**Exercise objective:**
Output all entries exactly; images excluded.

**Supplied entries:**
########
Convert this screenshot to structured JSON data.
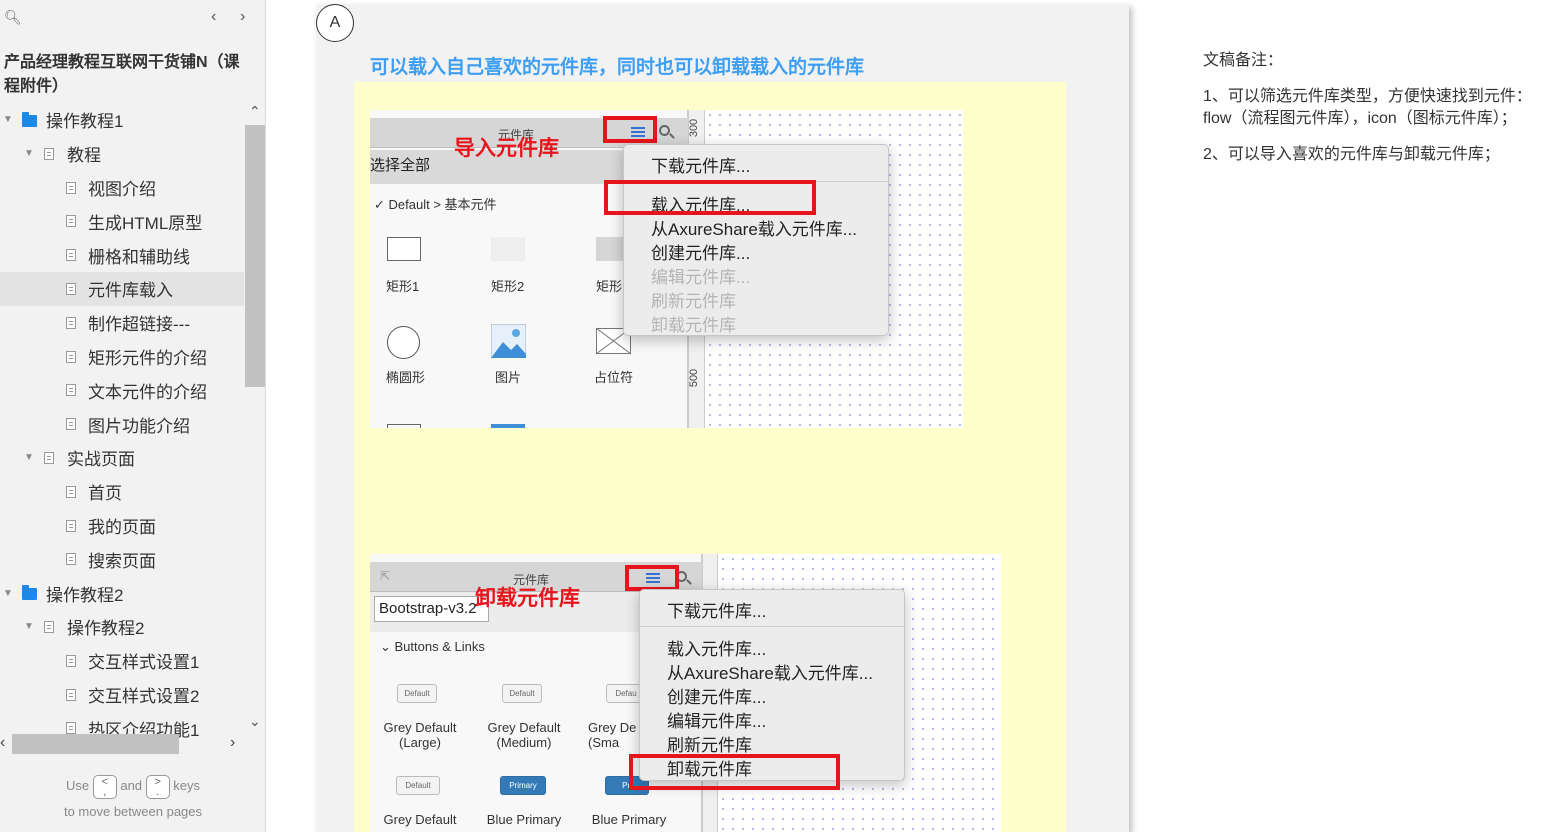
{
  "sidebar": {
    "project_title": "产品经理教程互联网干货铺N（课程附件）",
    "tree": [
      {
        "label": "操作教程1",
        "type": "folder",
        "level": 0
      },
      {
        "label": "教程",
        "type": "page-group",
        "level": 1
      },
      {
        "label": "视图介绍",
        "type": "page",
        "level": 2
      },
      {
        "label": "生成HTML原型",
        "type": "page",
        "level": 2
      },
      {
        "label": "栅格和辅助线",
        "type": "page",
        "level": 2
      },
      {
        "label": "元件库载入",
        "type": "page",
        "level": 2,
        "selected": true
      },
      {
        "label": "制作超链接---",
        "type": "page",
        "level": 2
      },
      {
        "label": "矩形元件的介绍",
        "type": "page",
        "level": 2
      },
      {
        "label": "文本元件的介绍",
        "type": "page",
        "level": 2
      },
      {
        "label": "图片功能介绍",
        "type": "page",
        "level": 2
      },
      {
        "label": "实战页面",
        "type": "page-group",
        "level": 1
      },
      {
        "label": "首页",
        "type": "page",
        "level": 2
      },
      {
        "label": "我的页面",
        "type": "page",
        "level": 2
      },
      {
        "label": "搜索页面",
        "type": "page",
        "level": 2
      },
      {
        "label": "操作教程2",
        "type": "folder",
        "level": 0
      },
      {
        "label": "操作教程2",
        "type": "page-group",
        "level": 1
      },
      {
        "label": "交互样式设置1",
        "type": "page",
        "level": 2
      },
      {
        "label": "交互样式设置2",
        "type": "page",
        "level": 2
      },
      {
        "label": "热区介绍功能1",
        "type": "page",
        "level": 2
      }
    ],
    "hint_use": "Use",
    "hint_and": "and",
    "hint_keys": "keys",
    "hint_line2": "to move between pages",
    "key_prev": "<\n,",
    "key_next": ">\n."
  },
  "canvas": {
    "badge": "A",
    "heading": "可以载入自己喜欢的元件库，同时也可以卸载载入的元件库",
    "shot1": {
      "panel_title": "元件库",
      "select_all": "选择全部",
      "group": "Default > 基本元件",
      "callout": "导入元件库",
      "ruler_300": "300",
      "ruler_500": "500",
      "widgets": [
        "矩形1",
        "矩形2",
        "矩形",
        "椭圆形",
        "图片",
        "占位符"
      ],
      "menu": [
        {
          "label": "下载元件库...",
          "disabled": false
        },
        {
          "label": "载入元件库...",
          "disabled": false
        },
        {
          "label": "从AxureShare载入元件库...",
          "disabled": false
        },
        {
          "label": "创建元件库...",
          "disabled": false
        },
        {
          "label": "编辑元件库...",
          "disabled": true
        },
        {
          "label": "刷新元件库",
          "disabled": true
        },
        {
          "label": "卸载元件库",
          "disabled": true
        }
      ]
    },
    "shot2": {
      "panel_title": "元件库",
      "select_value": "Bootstrap-v3.2",
      "group": "Buttons & Links",
      "callout": "卸载元件库",
      "btn_default": "Default",
      "btn_primary": "Primary",
      "btn_primary_short": "Pri",
      "btn_default_short": "Defau",
      "captions": [
        "Grey Default\n(Large)",
        "Grey Default\n(Medium)",
        "Grey De\n(Sma",
        "Grey Default",
        "Blue Primary",
        "Blue Primary"
      ],
      "menu": [
        {
          "label": "下载元件库..."
        },
        {
          "label": "载入元件库..."
        },
        {
          "label": "从AxureShare载入元件库..."
        },
        {
          "label": "创建元件库..."
        },
        {
          "label": "编辑元件库..."
        },
        {
          "label": "刷新元件库"
        },
        {
          "label": "卸载元件库"
        }
      ]
    }
  },
  "notes": {
    "title": "文稿备注：",
    "p1_line1": "1、可以筛选元件库类型，方便快速找到元件：",
    "p1_line2": "flow（流程图元件库），icon（图标元件库）；",
    "p2": "2、可以导入喜欢的元件库与卸载元件库；"
  },
  "colors": {
    "heading": "#3d9ef3",
    "callout_red": "#e8141c",
    "folder_blue": "#1e88e5",
    "note_yellow": "#ffffcc"
  }
}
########
**Answer area:**
Convert this screenshot to structured JSON data.
{
  "sidebar": {
    "project_title": "产品经理教程互联网干货铺N（课程附件）",
    "tree": [
      {
        "label": "操作教程1",
        "type": "folder",
        "level": 0
      },
      {
        "label": "教程",
        "type": "page-group",
        "level": 1
      },
      {
        "label": "视图介绍",
        "type": "page",
        "level": 2
      },
      {
        "label": "生成HTML原型",
        "type": "page",
        "level": 2
      },
      {
        "label": "栅格和辅助线",
        "type": "page",
        "level": 2
      },
      {
        "label": "元件库载入",
        "type": "page",
        "level": 2,
        "selected": true
      },
      {
        "label": "制作超链接---",
        "type": "page",
        "level": 2
      },
      {
        "label": "矩形元件的介绍",
        "type": "page",
        "level": 2
      },
      {
        "label": "文本元件的介绍",
        "type": "page",
        "level": 2
      },
      {
        "label": "图片功能介绍",
        "type": "page",
        "level": 2
      },
      {
        "label": "实战页面",
        "type": "page-group",
        "level": 1
      },
      {
        "label": "首页",
        "type": "page",
        "level": 2
      },
      {
        "label": "我的页面",
        "type": "page",
        "level": 2
      },
      {
        "label": "搜索页面",
        "type": "page",
        "level": 2
      },
      {
        "label": "操作教程2",
        "type": "folder",
        "level": 0
      },
      {
        "label": "操作教程2",
        "type": "page-group",
        "level": 1
      },
      {
        "label": "交互样式设置1",
        "type": "page",
        "level": 2
      },
      {
        "label": "交互样式设置2",
        "type": "page",
        "level": 2
      },
      {
        "label": "热区介绍功能1",
        "type": "page",
        "level": 2
      }
    ],
    "hint_use": "Use",
    "hint_and": "and",
    "hint_keys": "keys",
    "hint_line2": "to move between pages",
    "key_prev": "<\n,",
    "key_next": ">\n."
  },
  "canvas": {
    "badge": "A",
    "heading": "可以载入自己喜欢的元件库，同时也可以卸载载入的元件库",
    "shot1": {
      "panel_title": "元件库",
      "select_all": "选择全部",
      "group": "Default > 基本元件",
      "callout": "导入元件库",
      "ruler_300": "300",
      "ruler_500": "500",
      "widgets": [
        "矩形1",
        "矩形2",
        "矩形",
        "椭圆形",
        "图片",
        "占位符"
      ],
      "menu": [
        {
          "label": "下载元件库...",
          "disabled": false
        },
        {
          "label": "载入元件库...",
          "disabled": false
        },
        {
          "label": "从AxureShare载入元件库...",
          "disabled": false
        },
        {
          "label": "创建元件库...",
          "disabled": false
        },
        {
          "label": "编辑元件库...",
          "disabled": true
        },
        {
          "label": "刷新元件库",
          "disabled": true
        },
        {
          "label": "卸载元件库",
          "disabled": true
        }
      ]
    },
    "shot2": {
      "panel_title": "元件库",
      "select_value": "Bootstrap-v3.2",
      "group": "Buttons & Links",
      "callout": "卸载元件库",
      "btn_default": "Default",
      "btn_primary": "Primary",
      "btn_primary_short": "Pri",
      "btn_default_short": "Defau",
      "captions": [
        "Grey Default\n(Large)",
        "Grey Default\n(Medium)",
        "Grey De\n(Sma",
        "Grey Default",
        "Blue Primary",
        "Blue Primary"
      ],
      "menu": [
        {
          "label": "下载元件库..."
        },
        {
          "label": "载入元件库..."
        },
        {
          "label": "从AxureShare载入元件库..."
        },
        {
          "label": "创建元件库..."
        },
        {
          "label": "编辑元件库..."
        },
        {
          "label": "刷新元件库"
        },
        {
          "label": "卸载元件库"
        }
      ]
    }
  },
  "notes": {
    "title": "文稿备注：",
    "p1_line1": "1、可以筛选元件库类型，方便快速找到元件：",
    "p1_line2": "flow（流程图元件库），icon（图标元件库）；",
    "p2": "2、可以导入喜欢的元件库与卸载元件库；"
  },
  "colors": {
    "heading": "#3d9ef3",
    "callout_red": "#e8141c",
    "folder_blue": "#1e88e5",
    "note_yellow": "#ffffcc"
  }
}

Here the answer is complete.